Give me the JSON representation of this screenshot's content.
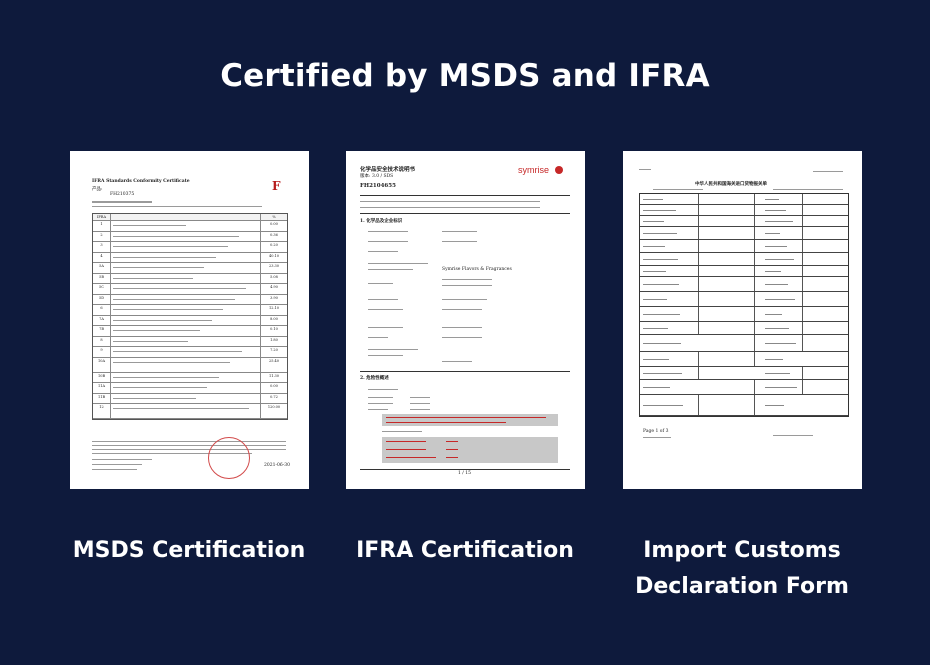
{
  "headline": "Certified by MSDS and IFRA",
  "docs": [
    {
      "caption": "MSDS Certification",
      "title": "IFRA Standards Conformity Certificate",
      "ref": "FH210375",
      "footer_date": "2021-06-30",
      "rows": [
        {
          "n": "1",
          "v": "0.00"
        },
        {
          "n": "2",
          "v": "0.36"
        },
        {
          "n": "3",
          "v": "0.20"
        },
        {
          "n": "4",
          "v": "40.10"
        },
        {
          "n": "5A",
          "v": "23.30"
        },
        {
          "n": "5B",
          "v": "5.08"
        },
        {
          "n": "5C",
          "v": "4.90"
        },
        {
          "n": "5D",
          "v": "3.90"
        },
        {
          "n": "6",
          "v": "12.10"
        },
        {
          "n": "7A",
          "v": "8.00"
        },
        {
          "n": "7B",
          "v": "0.10"
        },
        {
          "n": "8",
          "v": "1.80"
        },
        {
          "n": "9",
          "v": "7.20"
        },
        {
          "n": "10A",
          "v": "25.40"
        },
        {
          "n": "10B",
          "v": "11.30"
        },
        {
          "n": "11A",
          "v": "0.00"
        },
        {
          "n": "11B",
          "v": "0.72"
        },
        {
          "n": "12",
          "v": "120.00"
        }
      ]
    },
    {
      "caption": "IFRA Certification",
      "brand": "symrise",
      "title": "化学品安全技术说明书",
      "product_code": "FH2104655",
      "section1": "1. 化学品及企业标识",
      "section2": "2. 危险性概述",
      "company": "Symrise Flavors & Fragrances",
      "page": "1 / 15"
    },
    {
      "caption": "Import Customs Declaration Form",
      "title": "中华人民共和国海关进口货物报关单",
      "page_no": "Page 1 of 3"
    }
  ]
}
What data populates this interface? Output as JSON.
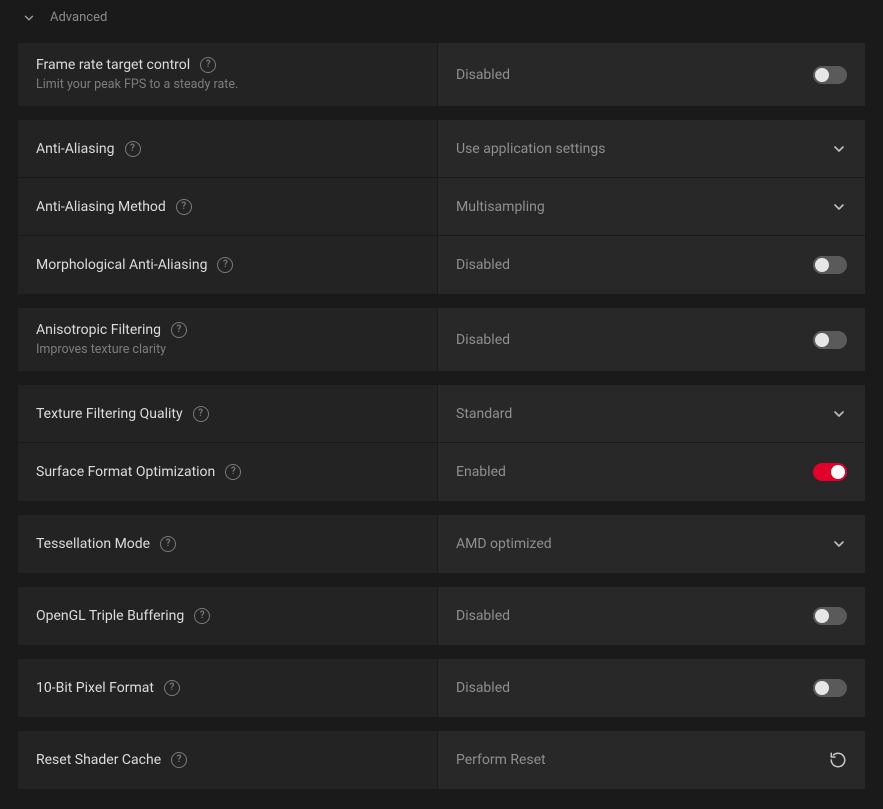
{
  "section": {
    "title": "Advanced"
  },
  "values": {
    "disabled": "Disabled",
    "enabled": "Enabled"
  },
  "rows": {
    "frameRate": {
      "label": "Frame rate target control",
      "desc": "Limit your peak FPS to a steady rate.",
      "value": "Disabled"
    },
    "antiAliasing": {
      "label": "Anti-Aliasing",
      "value": "Use application settings"
    },
    "aaMethod": {
      "label": "Anti-Aliasing Method",
      "value": "Multisampling"
    },
    "morphAA": {
      "label": "Morphological Anti-Aliasing",
      "value": "Disabled"
    },
    "aniso": {
      "label": "Anisotropic Filtering",
      "desc": "Improves texture clarity",
      "value": "Disabled"
    },
    "texQuality": {
      "label": "Texture Filtering Quality",
      "value": "Standard"
    },
    "surfaceOpt": {
      "label": "Surface Format Optimization",
      "value": "Enabled"
    },
    "tess": {
      "label": "Tessellation Mode",
      "value": "AMD optimized"
    },
    "triple": {
      "label": "OpenGL Triple Buffering",
      "value": "Disabled"
    },
    "tenbit": {
      "label": "10-Bit Pixel Format",
      "value": "Disabled"
    },
    "shader": {
      "label": "Reset Shader Cache",
      "value": "Perform Reset"
    }
  }
}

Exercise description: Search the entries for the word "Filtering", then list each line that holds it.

Task solution:
      "label": "Anisotropic Filtering",
      "label": "Texture Filtering Quality",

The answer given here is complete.